[[ Record set, beginning ]]
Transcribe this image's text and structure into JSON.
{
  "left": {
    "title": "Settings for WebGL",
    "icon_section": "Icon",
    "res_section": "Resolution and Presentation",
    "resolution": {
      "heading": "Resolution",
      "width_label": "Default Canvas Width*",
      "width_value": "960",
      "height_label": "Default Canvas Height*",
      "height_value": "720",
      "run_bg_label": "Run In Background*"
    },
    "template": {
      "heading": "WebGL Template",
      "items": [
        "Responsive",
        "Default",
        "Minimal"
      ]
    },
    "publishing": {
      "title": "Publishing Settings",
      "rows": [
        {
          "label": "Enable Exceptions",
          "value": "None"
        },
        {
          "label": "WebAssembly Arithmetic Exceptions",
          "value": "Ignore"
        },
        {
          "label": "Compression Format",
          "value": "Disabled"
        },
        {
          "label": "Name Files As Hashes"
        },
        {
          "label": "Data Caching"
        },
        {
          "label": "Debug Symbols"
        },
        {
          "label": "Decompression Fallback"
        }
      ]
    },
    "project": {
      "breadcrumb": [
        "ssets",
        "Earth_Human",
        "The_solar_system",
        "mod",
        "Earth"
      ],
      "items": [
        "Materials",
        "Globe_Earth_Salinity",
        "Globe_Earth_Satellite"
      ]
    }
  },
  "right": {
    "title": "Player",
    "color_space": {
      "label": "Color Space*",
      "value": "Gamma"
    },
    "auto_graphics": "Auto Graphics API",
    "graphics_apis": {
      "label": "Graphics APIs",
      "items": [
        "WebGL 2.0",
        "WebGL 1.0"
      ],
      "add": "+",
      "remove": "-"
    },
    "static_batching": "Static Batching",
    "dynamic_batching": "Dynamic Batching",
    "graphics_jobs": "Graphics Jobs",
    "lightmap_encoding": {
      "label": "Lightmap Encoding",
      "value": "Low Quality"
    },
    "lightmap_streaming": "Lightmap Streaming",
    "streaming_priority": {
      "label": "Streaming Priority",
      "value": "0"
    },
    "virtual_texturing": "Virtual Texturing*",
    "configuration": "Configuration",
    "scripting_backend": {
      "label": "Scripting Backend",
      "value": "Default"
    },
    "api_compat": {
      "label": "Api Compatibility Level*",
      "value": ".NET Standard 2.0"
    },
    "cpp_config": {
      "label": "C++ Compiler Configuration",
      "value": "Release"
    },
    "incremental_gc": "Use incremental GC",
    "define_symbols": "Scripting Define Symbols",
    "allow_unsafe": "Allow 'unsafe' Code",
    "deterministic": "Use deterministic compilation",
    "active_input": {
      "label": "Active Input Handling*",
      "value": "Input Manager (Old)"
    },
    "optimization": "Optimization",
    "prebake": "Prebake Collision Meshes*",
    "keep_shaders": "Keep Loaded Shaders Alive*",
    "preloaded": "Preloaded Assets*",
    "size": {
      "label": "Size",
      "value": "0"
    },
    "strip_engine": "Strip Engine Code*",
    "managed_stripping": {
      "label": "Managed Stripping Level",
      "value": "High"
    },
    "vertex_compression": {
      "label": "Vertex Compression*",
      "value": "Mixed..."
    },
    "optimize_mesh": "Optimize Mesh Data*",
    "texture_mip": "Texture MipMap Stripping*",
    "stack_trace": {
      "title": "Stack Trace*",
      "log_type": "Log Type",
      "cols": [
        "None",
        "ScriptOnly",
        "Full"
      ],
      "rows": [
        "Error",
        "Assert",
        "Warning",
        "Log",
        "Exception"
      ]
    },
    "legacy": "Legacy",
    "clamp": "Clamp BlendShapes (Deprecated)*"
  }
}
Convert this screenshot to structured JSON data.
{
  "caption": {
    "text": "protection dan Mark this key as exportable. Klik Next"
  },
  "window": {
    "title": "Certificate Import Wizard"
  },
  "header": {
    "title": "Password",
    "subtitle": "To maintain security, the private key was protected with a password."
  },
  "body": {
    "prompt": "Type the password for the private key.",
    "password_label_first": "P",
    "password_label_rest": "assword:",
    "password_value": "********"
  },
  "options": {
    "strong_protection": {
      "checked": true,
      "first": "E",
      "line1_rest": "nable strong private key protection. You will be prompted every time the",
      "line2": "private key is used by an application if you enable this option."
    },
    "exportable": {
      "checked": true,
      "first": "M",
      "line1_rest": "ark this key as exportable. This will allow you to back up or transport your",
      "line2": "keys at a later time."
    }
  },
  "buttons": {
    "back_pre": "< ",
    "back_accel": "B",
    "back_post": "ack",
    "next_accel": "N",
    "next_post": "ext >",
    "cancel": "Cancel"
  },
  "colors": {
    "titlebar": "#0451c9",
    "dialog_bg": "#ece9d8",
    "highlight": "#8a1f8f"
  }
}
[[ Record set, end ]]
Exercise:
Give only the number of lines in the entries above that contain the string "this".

Written response:
5